[Web page and app entries]
===

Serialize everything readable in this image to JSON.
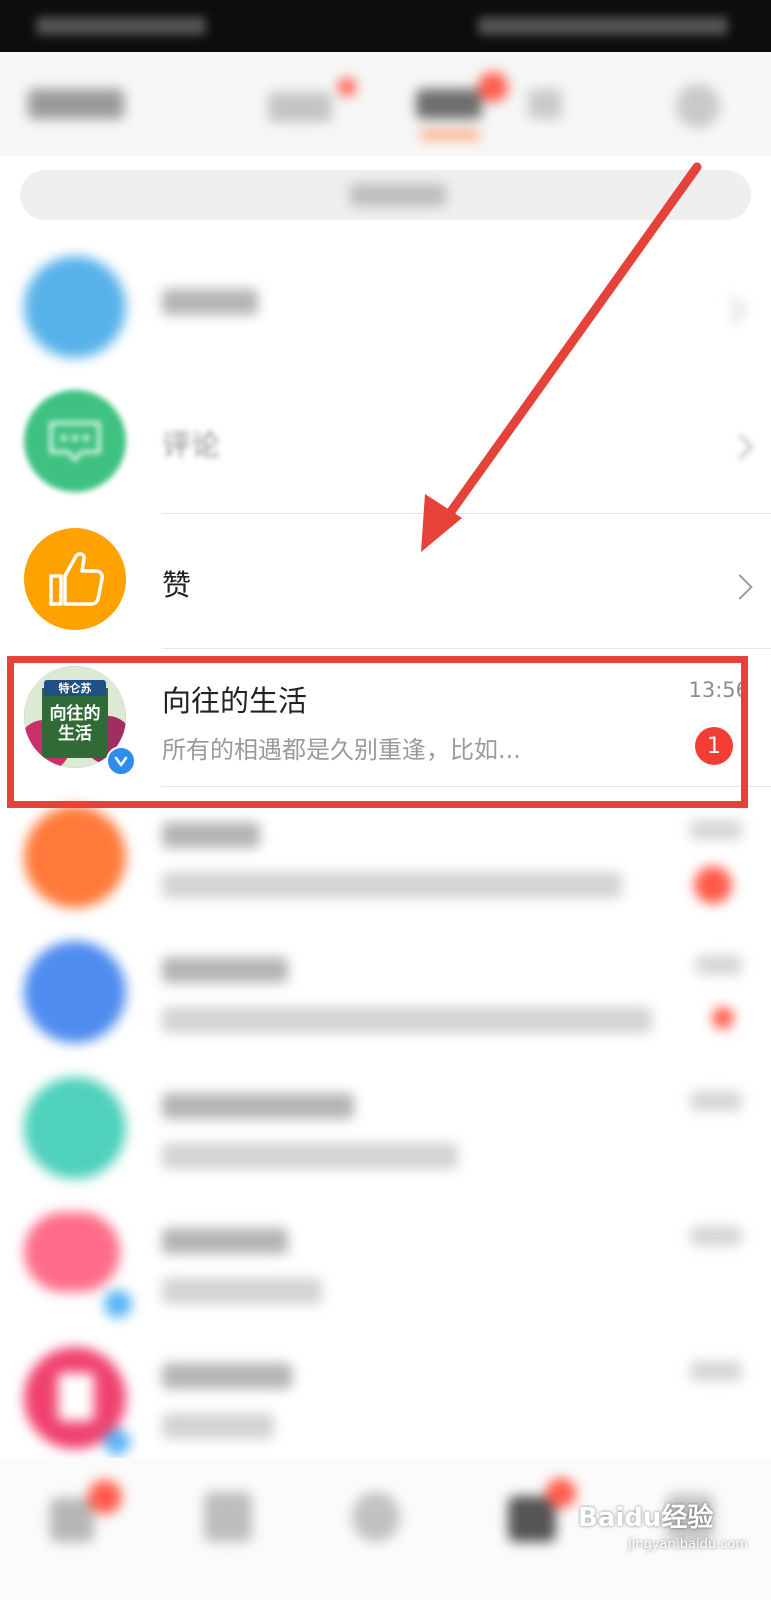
{
  "rows": {
    "comment": {
      "title": "评论"
    },
    "like": {
      "title": "赞"
    },
    "chat": {
      "title": "向往的生活",
      "preview": "所有的相遇都是久别重逢，比如...",
      "time": "13:56",
      "unread": "1",
      "avatar_banner": "特仑苏",
      "avatar_text": "向往的生活"
    }
  },
  "watermark": {
    "brand": "Baidu经验",
    "url": "jingyan.baidu.com"
  },
  "colors": {
    "accent_red": "#e5423a",
    "badge_red": "#f23c34",
    "like_orange": "#ffa200",
    "comment_green": "#3fc281",
    "verified_blue": "#2d8cf0"
  },
  "icons": [
    "comment-bubble-icon",
    "thumbs-up-icon",
    "chevron-right-icon",
    "verified-icon",
    "arrow-annotation"
  ]
}
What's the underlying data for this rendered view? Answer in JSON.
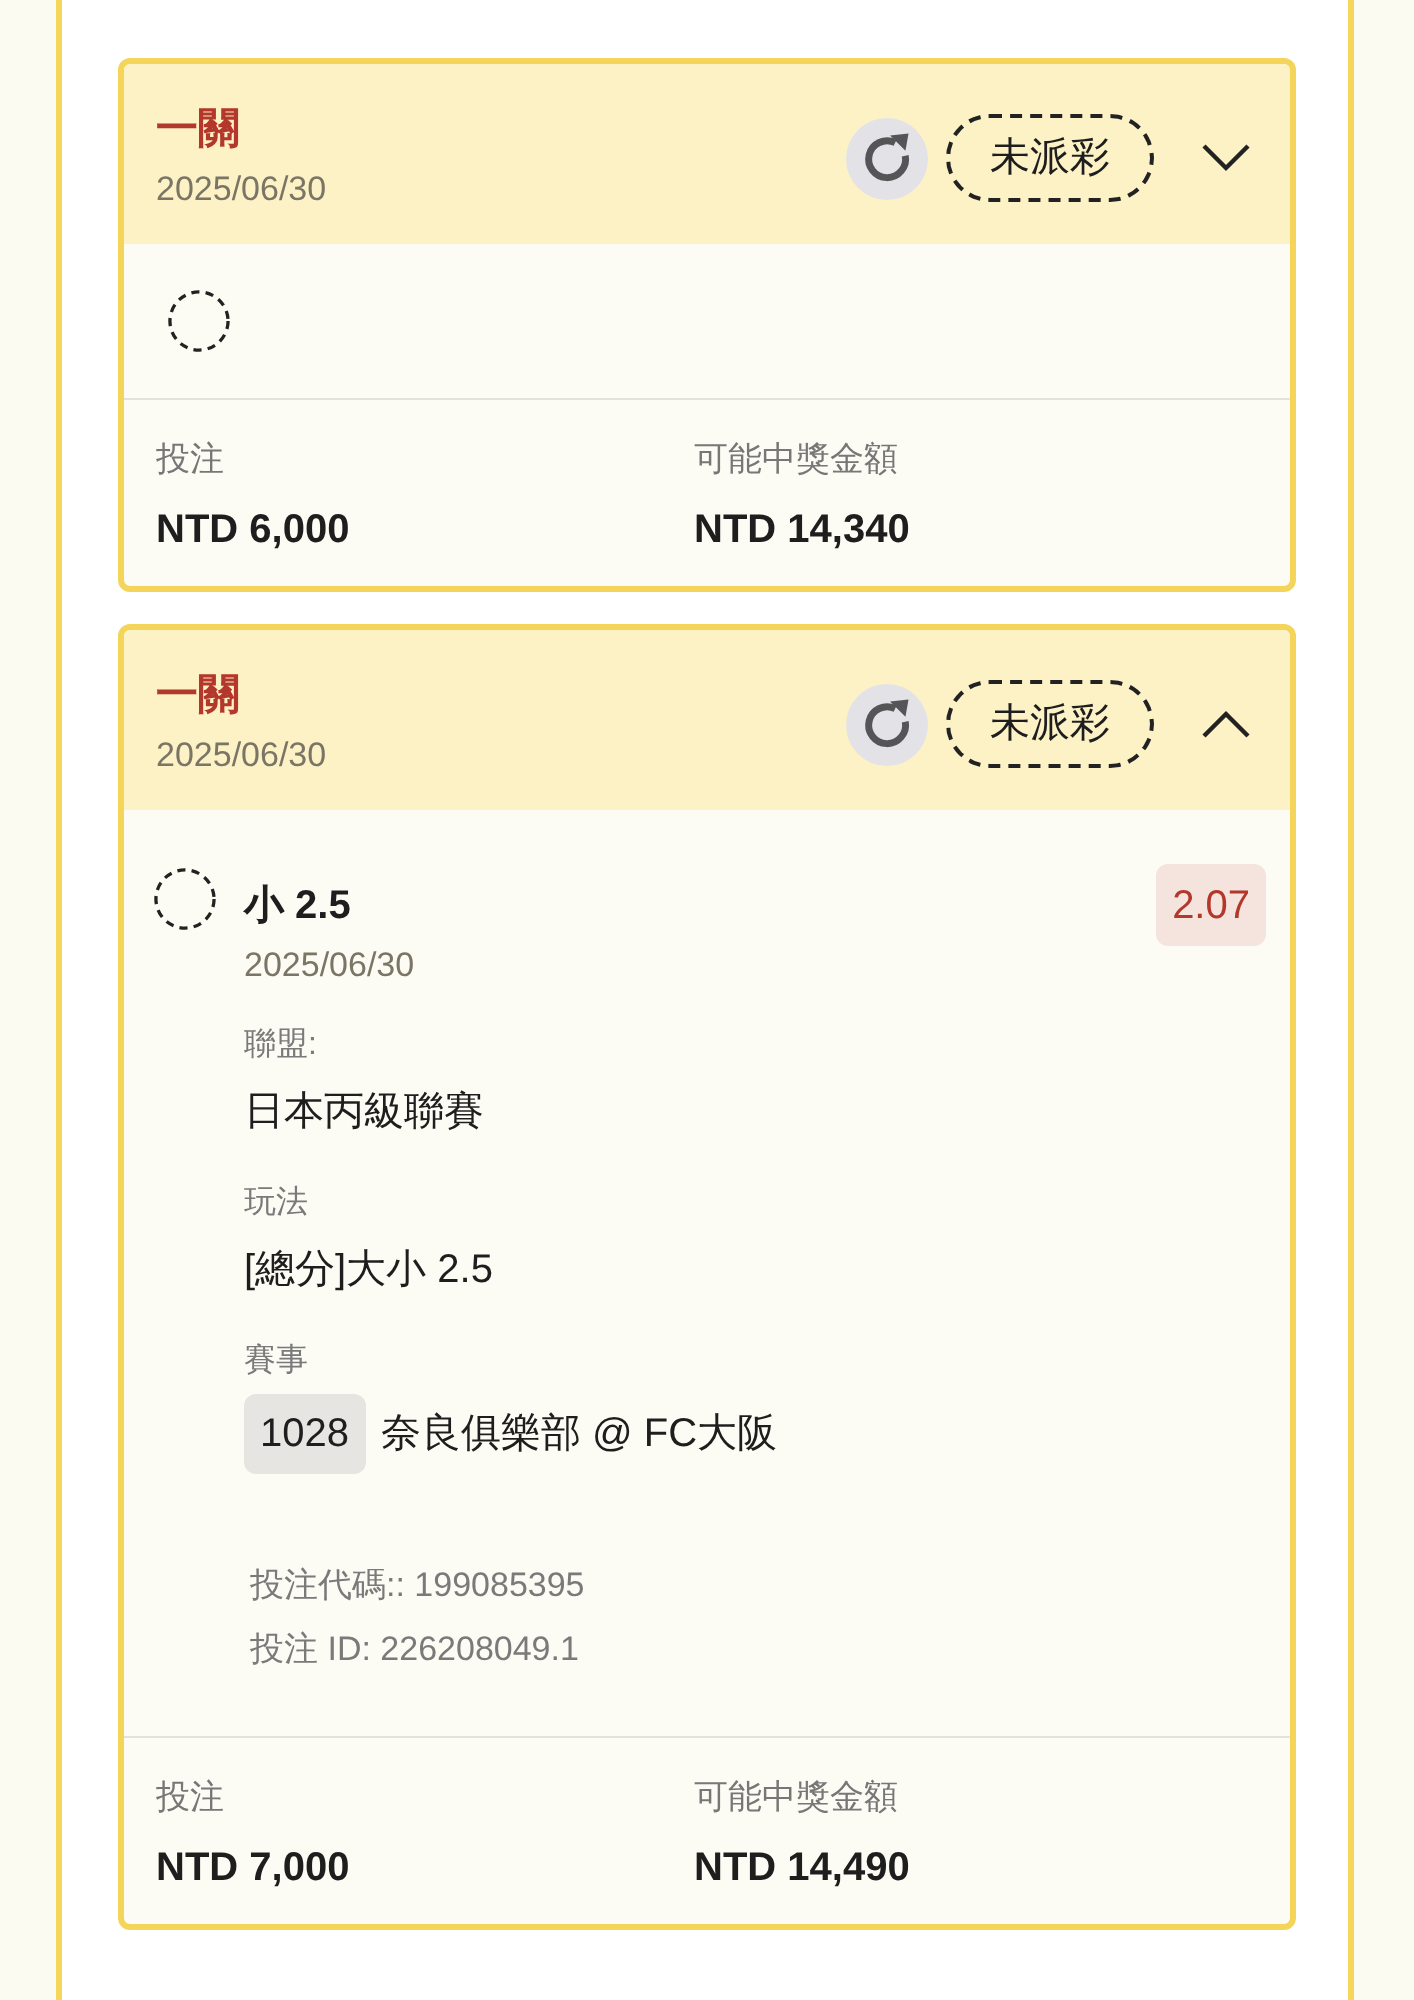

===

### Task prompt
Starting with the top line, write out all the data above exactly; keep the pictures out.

### Exercise result
Serialize everything readable in this image to JSON.
{
  "rows": {
    "comment": {
      "title": "评论"
    },
    "like": {
      "title": "赞"
    },
    "chat": {
      "title": "向往的生活",
      "preview": "所有的相遇都是久别重逢，比如...",
      "time": "13:56",
      "unread": "1",
      "avatar_banner": "特仑苏",
      "avatar_text": "向往的生活"
    }
  },
  "watermark": {
    "brand": "Baidu经验",
    "url": "jingyan.baidu.com"
  },
  "colors": {
    "accent_red": "#e5423a",
    "badge_red": "#f23c34",
    "like_orange": "#ffa200",
    "comment_green": "#3fc281",
    "verified_blue": "#2d8cf0"
  },
  "icons": [
    "comment-bubble-icon",
    "thumbs-up-icon",
    "chevron-right-icon",
    "verified-icon",
    "arrow-annotation"
  ]
}
What's the underlying data for this rendered view? Answer in JSON.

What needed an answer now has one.